__WORK INSTRUCTION__
Could you copy each line of the entries that contains "this"?

━━━ EXTRACTED DATA ━━━

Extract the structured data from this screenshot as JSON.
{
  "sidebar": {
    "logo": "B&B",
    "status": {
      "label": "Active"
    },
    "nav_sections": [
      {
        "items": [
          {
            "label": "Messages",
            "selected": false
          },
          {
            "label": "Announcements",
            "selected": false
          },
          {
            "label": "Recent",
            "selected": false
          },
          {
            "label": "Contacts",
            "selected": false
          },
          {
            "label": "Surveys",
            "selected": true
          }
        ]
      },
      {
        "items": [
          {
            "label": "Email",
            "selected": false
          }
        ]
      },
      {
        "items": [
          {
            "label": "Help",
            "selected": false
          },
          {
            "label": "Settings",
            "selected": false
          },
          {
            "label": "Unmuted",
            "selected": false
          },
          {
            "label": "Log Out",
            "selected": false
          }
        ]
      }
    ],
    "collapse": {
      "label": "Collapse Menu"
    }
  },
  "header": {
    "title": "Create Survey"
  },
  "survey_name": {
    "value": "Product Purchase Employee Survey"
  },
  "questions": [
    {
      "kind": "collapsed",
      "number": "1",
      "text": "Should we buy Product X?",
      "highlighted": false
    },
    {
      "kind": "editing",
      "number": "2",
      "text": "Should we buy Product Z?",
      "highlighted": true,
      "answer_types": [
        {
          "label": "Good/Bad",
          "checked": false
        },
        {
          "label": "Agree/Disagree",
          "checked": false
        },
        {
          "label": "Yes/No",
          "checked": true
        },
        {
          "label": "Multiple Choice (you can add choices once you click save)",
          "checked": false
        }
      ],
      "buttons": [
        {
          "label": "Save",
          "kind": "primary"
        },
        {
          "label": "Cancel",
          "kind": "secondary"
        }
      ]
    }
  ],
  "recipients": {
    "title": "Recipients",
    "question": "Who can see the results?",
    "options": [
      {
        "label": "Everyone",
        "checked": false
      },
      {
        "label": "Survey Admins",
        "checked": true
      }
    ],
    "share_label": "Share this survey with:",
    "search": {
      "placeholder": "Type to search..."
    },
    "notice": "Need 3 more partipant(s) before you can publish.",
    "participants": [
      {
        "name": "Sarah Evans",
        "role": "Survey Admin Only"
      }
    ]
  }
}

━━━
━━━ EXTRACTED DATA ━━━

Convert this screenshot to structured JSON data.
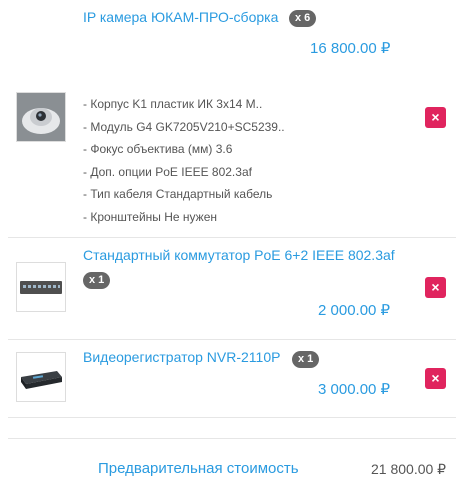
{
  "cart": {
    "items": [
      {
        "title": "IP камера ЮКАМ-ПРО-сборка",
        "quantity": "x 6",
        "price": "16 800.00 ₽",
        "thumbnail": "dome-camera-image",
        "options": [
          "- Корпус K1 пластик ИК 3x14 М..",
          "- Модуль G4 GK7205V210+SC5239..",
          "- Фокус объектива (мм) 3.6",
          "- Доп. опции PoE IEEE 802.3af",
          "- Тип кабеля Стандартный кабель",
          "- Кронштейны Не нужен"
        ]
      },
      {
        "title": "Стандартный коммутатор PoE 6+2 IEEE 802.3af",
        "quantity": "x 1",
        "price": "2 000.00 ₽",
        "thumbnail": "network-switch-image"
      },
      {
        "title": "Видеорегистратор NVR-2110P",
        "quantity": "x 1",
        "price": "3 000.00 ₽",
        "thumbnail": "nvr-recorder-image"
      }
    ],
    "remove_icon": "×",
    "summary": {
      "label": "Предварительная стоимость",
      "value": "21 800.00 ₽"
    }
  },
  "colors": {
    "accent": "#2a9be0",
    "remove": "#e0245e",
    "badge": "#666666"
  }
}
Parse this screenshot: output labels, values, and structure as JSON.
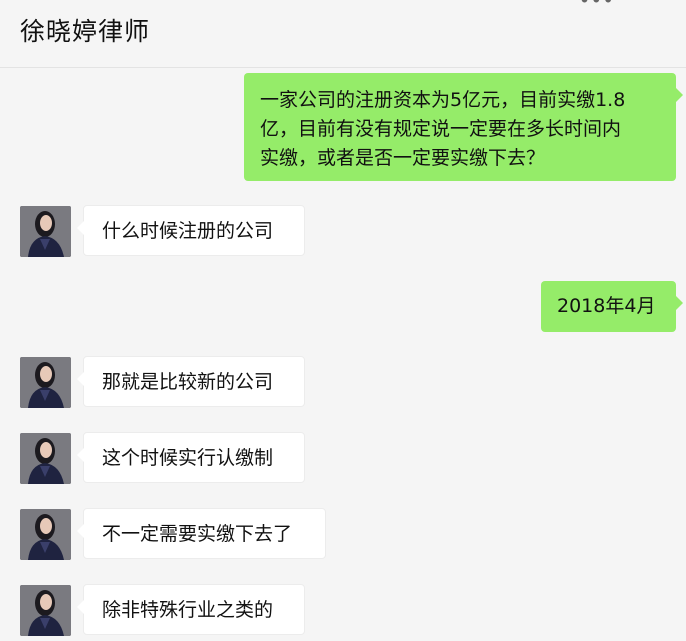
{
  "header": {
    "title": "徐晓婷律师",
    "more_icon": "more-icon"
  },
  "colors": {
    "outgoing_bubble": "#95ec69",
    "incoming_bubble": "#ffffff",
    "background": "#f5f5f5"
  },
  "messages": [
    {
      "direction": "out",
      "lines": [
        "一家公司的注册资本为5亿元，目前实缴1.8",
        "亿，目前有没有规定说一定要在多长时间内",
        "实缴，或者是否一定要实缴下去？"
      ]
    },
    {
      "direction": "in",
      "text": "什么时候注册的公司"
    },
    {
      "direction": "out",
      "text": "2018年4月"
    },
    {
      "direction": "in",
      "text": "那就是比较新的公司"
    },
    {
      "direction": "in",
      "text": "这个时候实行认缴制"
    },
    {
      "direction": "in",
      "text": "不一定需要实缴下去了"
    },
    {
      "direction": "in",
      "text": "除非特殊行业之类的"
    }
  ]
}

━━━
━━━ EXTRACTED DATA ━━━

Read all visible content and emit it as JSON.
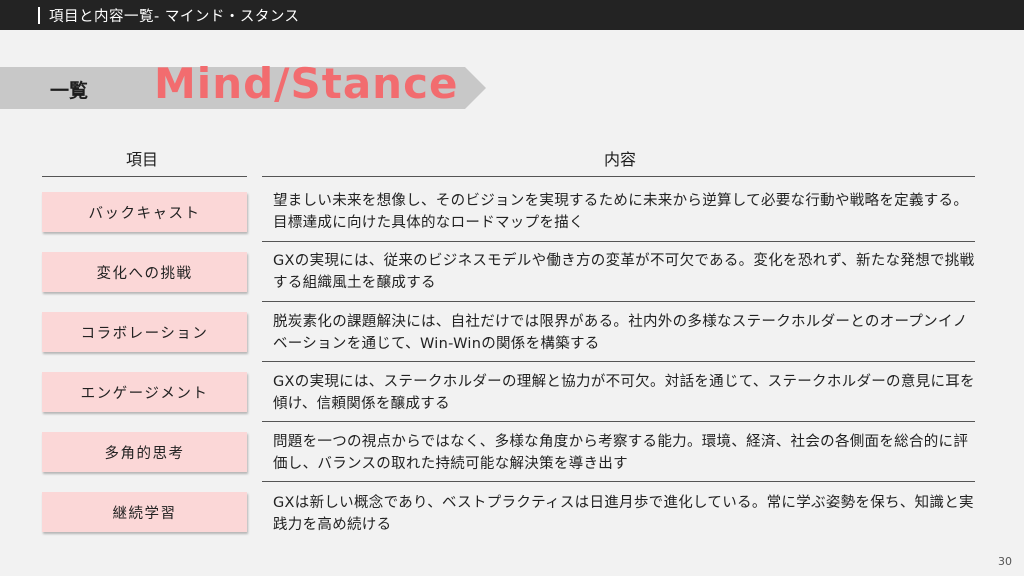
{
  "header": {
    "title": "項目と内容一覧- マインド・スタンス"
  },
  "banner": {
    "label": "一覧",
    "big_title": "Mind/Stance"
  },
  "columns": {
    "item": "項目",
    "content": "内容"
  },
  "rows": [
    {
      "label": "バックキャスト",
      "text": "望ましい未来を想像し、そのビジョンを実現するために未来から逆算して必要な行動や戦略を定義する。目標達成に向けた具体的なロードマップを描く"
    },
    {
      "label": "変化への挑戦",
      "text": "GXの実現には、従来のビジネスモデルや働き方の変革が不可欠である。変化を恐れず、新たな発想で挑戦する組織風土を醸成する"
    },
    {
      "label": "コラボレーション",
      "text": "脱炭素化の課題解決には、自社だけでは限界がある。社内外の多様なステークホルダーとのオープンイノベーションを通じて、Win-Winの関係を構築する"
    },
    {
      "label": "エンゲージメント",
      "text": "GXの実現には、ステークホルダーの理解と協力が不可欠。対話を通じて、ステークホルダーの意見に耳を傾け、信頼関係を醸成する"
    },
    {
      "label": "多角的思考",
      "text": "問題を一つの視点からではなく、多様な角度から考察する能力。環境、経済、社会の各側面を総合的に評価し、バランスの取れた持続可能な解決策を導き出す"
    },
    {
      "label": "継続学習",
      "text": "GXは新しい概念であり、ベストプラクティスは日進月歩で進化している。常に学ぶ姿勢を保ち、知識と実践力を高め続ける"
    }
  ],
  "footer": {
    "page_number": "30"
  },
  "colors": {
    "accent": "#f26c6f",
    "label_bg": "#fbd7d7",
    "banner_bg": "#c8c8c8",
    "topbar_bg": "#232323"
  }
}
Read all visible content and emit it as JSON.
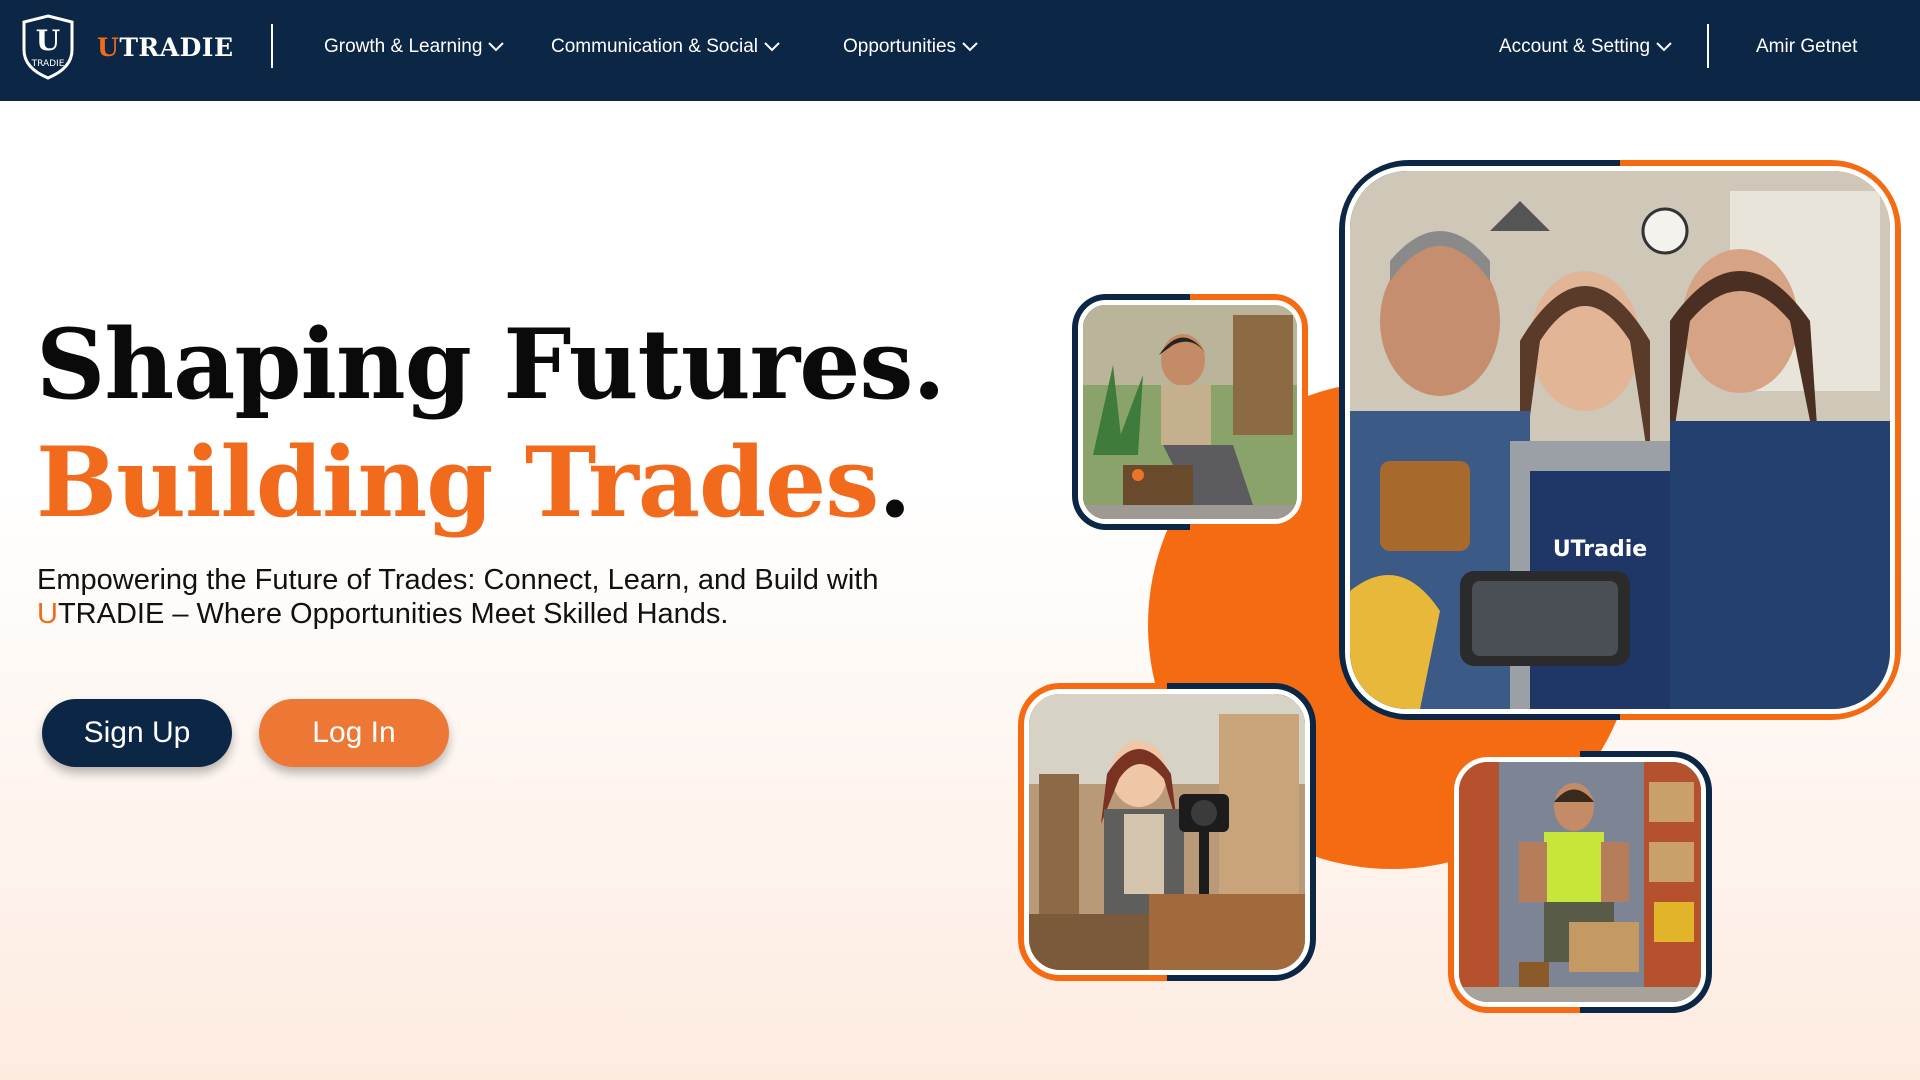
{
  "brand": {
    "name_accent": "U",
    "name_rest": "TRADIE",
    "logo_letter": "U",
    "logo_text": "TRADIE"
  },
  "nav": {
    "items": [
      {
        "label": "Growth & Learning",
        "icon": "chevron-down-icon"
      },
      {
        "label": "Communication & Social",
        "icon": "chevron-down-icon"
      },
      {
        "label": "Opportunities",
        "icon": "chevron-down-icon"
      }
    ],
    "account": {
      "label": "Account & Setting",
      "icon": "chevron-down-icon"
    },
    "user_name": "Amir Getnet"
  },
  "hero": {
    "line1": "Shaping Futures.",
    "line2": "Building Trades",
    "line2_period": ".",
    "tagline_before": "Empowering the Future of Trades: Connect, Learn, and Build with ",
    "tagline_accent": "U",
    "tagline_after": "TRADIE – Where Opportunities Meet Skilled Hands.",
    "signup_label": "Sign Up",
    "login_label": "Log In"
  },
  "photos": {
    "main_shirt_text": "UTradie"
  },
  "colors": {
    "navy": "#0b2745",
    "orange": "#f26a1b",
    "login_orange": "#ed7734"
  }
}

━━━

__TASK SOLUTION__
Extract the structured data from this screenshot as JSON.
    "share_label": "Share this survey with:",
Convert this screenshot to structured JSON data.
Parse this screenshot: output labels, values, and structure as JSON.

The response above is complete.